» **Prompt**
For each record that follows, give it back exactly, with no pictures included.

» **Data for this task**
-- -- --
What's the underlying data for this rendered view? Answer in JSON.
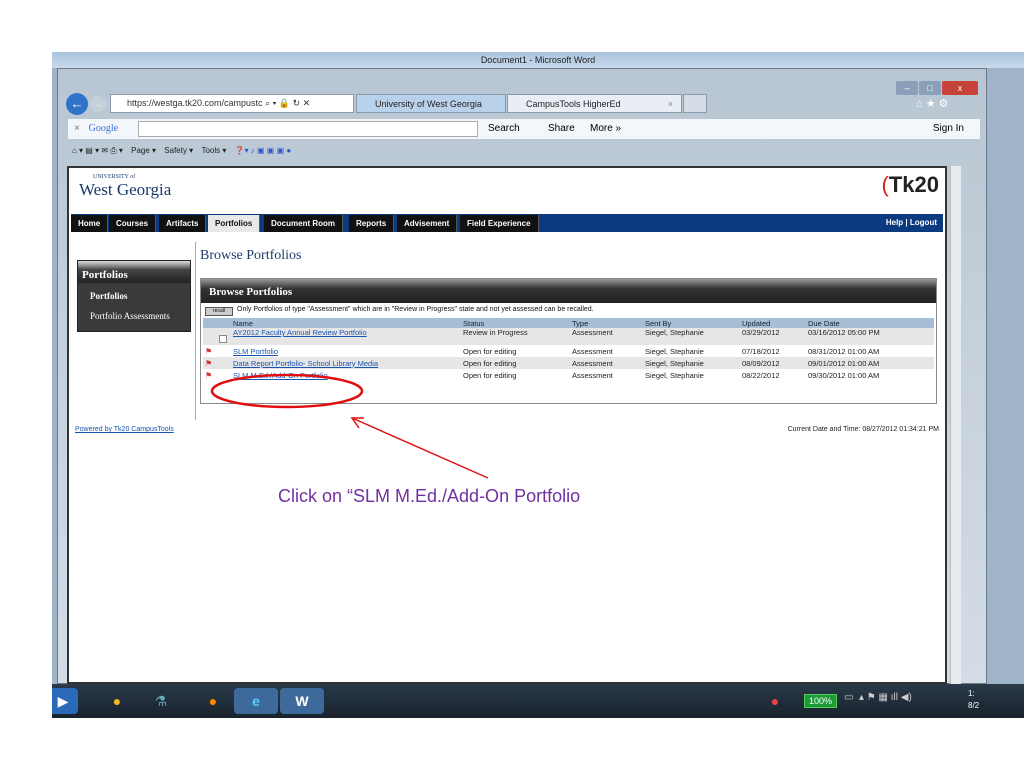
{
  "word_title": "Document1 - Microsoft Word",
  "browser": {
    "address": "https://westga.tk20.com/campustc",
    "tabs": [
      "University of West Georgia",
      "CampusTools HigherEd"
    ],
    "google": {
      "label": "Google",
      "search": "Search",
      "share": "Share",
      "more": "More »",
      "sign_in": "Sign In"
    },
    "commands": [
      "Page ▾",
      "Safety ▾",
      "Tools ▾"
    ]
  },
  "site": {
    "logo_top": "UNIVERSITY of",
    "logo_main": "West Georgia",
    "tk20": "Tk20",
    "nav": [
      "Home",
      "Courses",
      "Artifacts",
      "Portfolios",
      "Document Room",
      "Reports",
      "Advisement",
      "Field Experience"
    ],
    "nav_active": "Portfolios",
    "help": "Help",
    "logout": "Logout",
    "sidebar": {
      "title": "Portfolios",
      "items": [
        "Portfolios",
        "Portfolio Assessments"
      ]
    },
    "page_title": "Browse Portfolios",
    "panel_title": "Browse Portfolios",
    "recall_label": "recall",
    "note": "Only Portfolios of type \"Assessment\" which are in \"Review in Progress\" state and not yet assessed can be recalled.",
    "columns": [
      "Name",
      "Status",
      "Type",
      "Sent By",
      "Updated",
      "Due Date"
    ],
    "rows": [
      {
        "name": "AY2012 Faculty Annual Review Portfolio",
        "status": "Review in Progress",
        "type": "Assessment",
        "sent_by": "Siegel, Stephanie",
        "updated": "03/29/2012",
        "due": "03/16/2012 05:00 PM"
      },
      {
        "name": "SLM Portfolio",
        "status": "Open for editing",
        "type": "Assessment",
        "sent_by": "Siegel, Stephanie",
        "updated": "07/18/2012",
        "due": "08/31/2012 01:00 AM"
      },
      {
        "name": "Data Report Portfolio- School Library Media",
        "status": "Open for editing",
        "type": "Assessment",
        "sent_by": "Siegel, Stephanie",
        "updated": "08/09/2012",
        "due": "09/01/2012 01:00 AM"
      },
      {
        "name": "SLM M.Ed./Add-On Portfolio",
        "status": "Open for editing",
        "type": "Assessment",
        "sent_by": "Siegel, Stephanie",
        "updated": "08/22/2012",
        "due": "09/30/2012 01:00 AM"
      }
    ],
    "powered_by": "Powered by Tk20 CampusTools",
    "current_date": "Current Date and Time: 08/27/2012 01:34:21 PM"
  },
  "taskbar": {
    "battery": "100%",
    "clock_time": "1:",
    "clock_date": "8/2"
  },
  "annotation": {
    "text": "Click on “SLM M.Ed./Add-On Portfolio",
    "color": "#7030a0"
  }
}
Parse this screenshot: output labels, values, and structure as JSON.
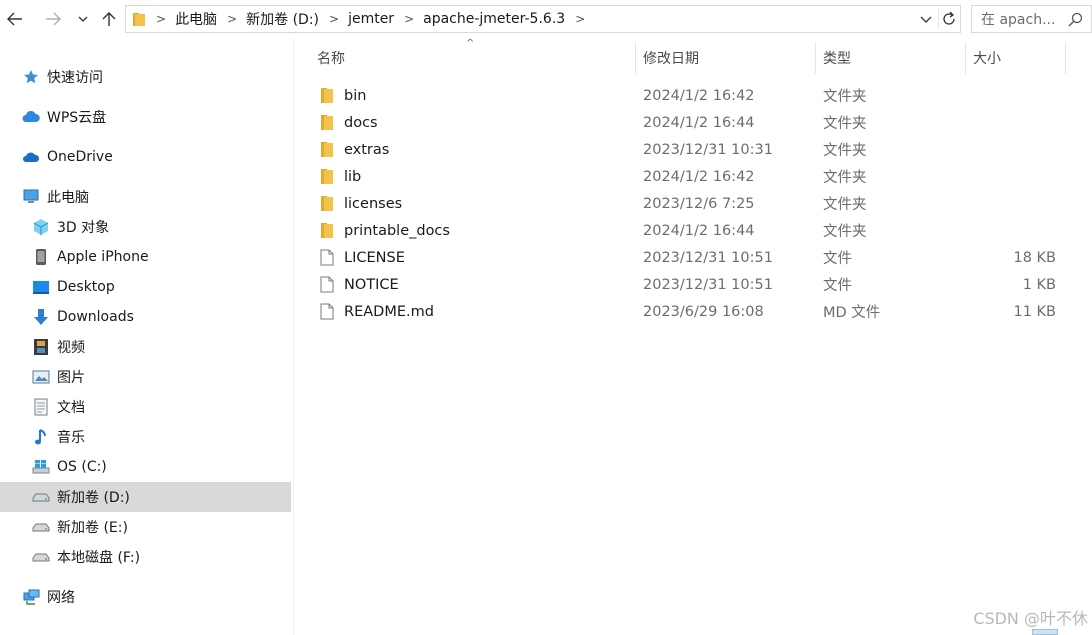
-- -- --
» **Final answer**
What's the underlying data for this rendered view? Answer in JSON.
{
  "word_title": "Document1 - Microsoft Word",
  "browser": {
    "address": "https://westga.tk20.com/campustc",
    "tabs": [
      "University of West Georgia",
      "CampusTools HigherEd"
    ],
    "google": {
      "label": "Google",
      "search": "Search",
      "share": "Share",
      "more": "More »",
      "sign_in": "Sign In"
    },
    "commands": [
      "Page ▾",
      "Safety ▾",
      "Tools ▾"
    ]
  },
  "site": {
    "logo_top": "UNIVERSITY of",
    "logo_main": "West Georgia",
    "tk20": "Tk20",
    "nav": [
      "Home",
      "Courses",
      "Artifacts",
      "Portfolios",
      "Document Room",
      "Reports",
      "Advisement",
      "Field Experience"
    ],
    "nav_active": "Portfolios",
    "help": "Help",
    "logout": "Logout",
    "sidebar": {
      "title": "Portfolios",
      "items": [
        "Portfolios",
        "Portfolio Assessments"
      ]
    },
    "page_title": "Browse Portfolios",
    "panel_title": "Browse Portfolios",
    "recall_label": "recall",
    "note": "Only Portfolios of type \"Assessment\" which are in \"Review in Progress\" state and not yet assessed can be recalled.",
    "columns": [
      "Name",
      "Status",
      "Type",
      "Sent By",
      "Updated",
      "Due Date"
    ],
    "rows": [
      {
        "name": "AY2012 Faculty Annual Review Portfolio",
        "status": "Review in Progress",
        "type": "Assessment",
        "sent_by": "Siegel, Stephanie",
        "updated": "03/29/2012",
        "due": "03/16/2012 05:00 PM"
      },
      {
        "name": "SLM Portfolio",
        "status": "Open for editing",
        "type": "Assessment",
        "sent_by": "Siegel, Stephanie",
        "updated": "07/18/2012",
        "due": "08/31/2012 01:00 AM"
      },
      {
        "name": "Data Report Portfolio- School Library Media",
        "status": "Open for editing",
        "type": "Assessment",
        "sent_by": "Siegel, Stephanie",
        "updated": "08/09/2012",
        "due": "09/01/2012 01:00 AM"
      },
      {
        "name": "SLM M.Ed./Add-On Portfolio",
        "status": "Open for editing",
        "type": "Assessment",
        "sent_by": "Siegel, Stephanie",
        "updated": "08/22/2012",
        "due": "09/30/2012 01:00 AM"
      }
    ],
    "powered_by": "Powered by Tk20 CampusTools",
    "current_date": "Current Date and Time: 08/27/2012 01:34:21 PM"
  },
  "taskbar": {
    "battery": "100%",
    "clock_time": "1:",
    "clock_date": "8/2"
  },
  "annotation": {
    "text": "Click on “SLM M.Ed./Add-On Portfolio",
    "color": "#7030a0"
  }
}
Parse this screenshot: output labels, values, and structure as JSON.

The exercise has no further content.